Board members did agree to let some students, with parental permission, get out of that fourth year of math.

But board President Karen Nicodemus said this "personal curriculum" should not be seen as an "opt out" for youngsters who simply don't like math. Nor does she believe youngsters should be advised ahead of time this is an option.

"The personal curriculum is intended to be an exception," said Nicodemus, who also is president of Cochise College.

State School Superintendent Tom Horne said the process of getting out of that fourth year of math is deliberately meant to be difficult. In fact, he said it should be for students who just barely pass the math portion of the AIMS test, which measures whether students have learned the essentials of algebra I and geometry.

Horne said students who qualify for the personal curriculum still would have to take a third math-related course in their senior year. But he said it wouldn't have to be a "math" course in the traditional sense.

"You could take a career technical education course that had math involved with it, you could take an arts course that had math involved with it," he said. Similarly, Horne said some economics courses might also qualify if they have math components, like calculating interest rates.

Representatives of education groups who spoke to the board Monday were generally supportive of the change, though Penny Kotterman, associate director of the K-12 Center, which works on teacher-development programs, said some teachers fear the new mandate might result in more students dropping out.

But Mildred Norman, who runs a non-profit organization offering after-school programs, questioned mandating more math for all students. She said all youngsters are different and have different needs.

"I'm afraid you're trying to make little robots out of all of them," she said. Norman said there are many professions where higher-level math is unnecessary.

Nicodemus, however, said that ignores the changing nature of the economy.

"In the 21st century, the majority of the jobs that pay high wages will require the kind of skills that we're putting in place," she said.

She agreed there will be professions that don't require more than basic algebra and geometry. But Nicodemus said Arizona should not be in a situation where many of its graduates are competing for what may be fewer and fewer jobs.

Board members also agreed to scrap, for now, plans to require all schools to also offer a new "regents diploma," which would be awarded to students who completed more than the basic graduation requirements, including two years of a foreign language as well as specific science and math courses.

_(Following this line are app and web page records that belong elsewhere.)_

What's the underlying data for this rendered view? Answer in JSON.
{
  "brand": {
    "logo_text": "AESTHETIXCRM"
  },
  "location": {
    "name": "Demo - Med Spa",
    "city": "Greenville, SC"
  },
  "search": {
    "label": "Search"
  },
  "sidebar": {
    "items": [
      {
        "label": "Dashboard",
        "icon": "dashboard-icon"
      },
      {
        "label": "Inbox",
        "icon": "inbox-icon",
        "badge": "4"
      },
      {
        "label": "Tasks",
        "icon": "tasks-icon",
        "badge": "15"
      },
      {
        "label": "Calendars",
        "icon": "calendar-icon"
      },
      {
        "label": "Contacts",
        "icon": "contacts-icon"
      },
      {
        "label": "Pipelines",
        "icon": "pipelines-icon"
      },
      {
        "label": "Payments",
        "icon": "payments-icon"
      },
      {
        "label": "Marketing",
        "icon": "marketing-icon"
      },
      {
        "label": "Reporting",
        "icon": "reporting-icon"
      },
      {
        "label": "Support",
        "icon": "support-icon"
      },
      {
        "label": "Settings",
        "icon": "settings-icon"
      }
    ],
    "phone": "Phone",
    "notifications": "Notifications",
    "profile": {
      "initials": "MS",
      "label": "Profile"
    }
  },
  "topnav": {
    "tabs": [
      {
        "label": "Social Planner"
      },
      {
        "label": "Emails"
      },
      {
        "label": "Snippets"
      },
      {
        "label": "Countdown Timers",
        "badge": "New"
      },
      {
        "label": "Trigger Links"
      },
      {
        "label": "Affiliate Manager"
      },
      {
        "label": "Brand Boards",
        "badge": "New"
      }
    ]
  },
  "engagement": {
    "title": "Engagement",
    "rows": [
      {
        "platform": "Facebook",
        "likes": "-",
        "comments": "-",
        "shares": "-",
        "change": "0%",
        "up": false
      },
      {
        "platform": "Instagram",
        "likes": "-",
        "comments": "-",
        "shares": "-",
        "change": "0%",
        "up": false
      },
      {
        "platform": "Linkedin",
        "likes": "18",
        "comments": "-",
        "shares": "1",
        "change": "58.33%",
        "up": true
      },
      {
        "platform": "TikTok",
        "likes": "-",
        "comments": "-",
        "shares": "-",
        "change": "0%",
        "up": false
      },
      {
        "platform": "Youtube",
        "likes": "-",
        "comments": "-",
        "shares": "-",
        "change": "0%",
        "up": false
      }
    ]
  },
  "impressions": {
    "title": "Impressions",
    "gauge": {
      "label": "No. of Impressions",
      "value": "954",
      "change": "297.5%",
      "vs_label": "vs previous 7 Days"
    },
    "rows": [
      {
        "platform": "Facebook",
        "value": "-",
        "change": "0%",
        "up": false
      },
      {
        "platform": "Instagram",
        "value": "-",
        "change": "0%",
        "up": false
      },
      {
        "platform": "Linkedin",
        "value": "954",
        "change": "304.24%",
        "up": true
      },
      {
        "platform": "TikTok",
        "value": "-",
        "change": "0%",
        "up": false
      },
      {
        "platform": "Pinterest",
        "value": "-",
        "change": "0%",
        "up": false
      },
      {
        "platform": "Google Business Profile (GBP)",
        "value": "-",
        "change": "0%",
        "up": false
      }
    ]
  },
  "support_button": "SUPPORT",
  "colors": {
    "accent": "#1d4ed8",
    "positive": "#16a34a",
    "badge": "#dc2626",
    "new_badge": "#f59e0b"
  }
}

Some foes of that plan said it would result in a two-tiered system, reducing the perceived value of the regular diploma.

Nicodemus said she hopes to revive that plan at some future date.